  I went with some oysters, too, and then had an outstanding steak tartare made with beef from butcher Hugo Desnoyer and so generously served I almost couldn't finish it. The tartare came with beautiful little mesclun salad and freshly made frites, and even though the ever dieting Bruno wasn't drinking that night in penance for a lot of Sagrantino recently consumed in Umbria, I was able to make myself happy with a little 25 cl carafe of white Macon to start, and then the same measure of a good inky Colombo cotes du Rhone before I forced Bruno to share his millefeuille with me.

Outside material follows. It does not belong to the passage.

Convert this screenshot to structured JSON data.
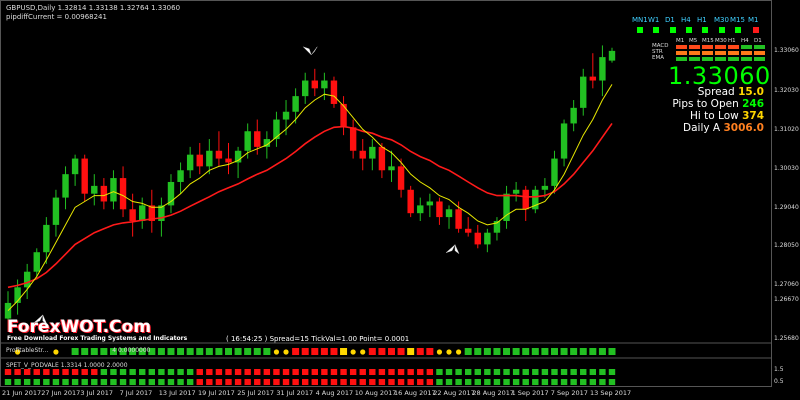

  You won't get to eyeball the millefeuille, because our pretty blonde waitress knowingly and neatly divided it in half before she served us, and it looked so good that I immediately devoured my half before thinking to record it for posterity. If the menu at La Rotonde name dropped a bit--the Saint Marcellin was from the cranky La Mere Richard in Lyon, sorbets from Berthillon, veal chop and a few other tasty morsels from Hugo Desnoyer, what I quickly understood was that the quality of this restaurant is so supervailing you really don't even need these hang tags. I can't remember the last time the little playing-card squares of rye bread served with an order of oysters were actually good--they're invariably stale and taste like baked dust, but here the bread was delicious. So the next time I'm hankering after a meaty comfort-food feed, I'll give a definite miss to all of the new 'Anglo-Saxon' restaurants in Paris, and head for La Rotonde, where I'll order the 39 Euro menu, and have the following meal.

1) Terrine du moment de Gilles Vérot

2) Gigot d’Agneau de Lozère (Hugo Desnoyer) rôti aux herbes, jus et garniture

3) Baba au vieux rhum ambré 

I'm really looking forward to it, too.

The Beef Club, 58 rue Jean Jacques Rousseau, 1st, Tel. 09-52-52-89-34. Metro: Les Halles, Louvre-Rivoli. Dinner only, Tuesday to Saturday. Average 60 Euros. 

La Rotonde, 105 boulevard Montparnasse, 6th, Tel. 01-43-26-48-26. Metro: Vavin. Open daily. Prix-fixe menu 39 Euros. Average a la carte 50 Euros.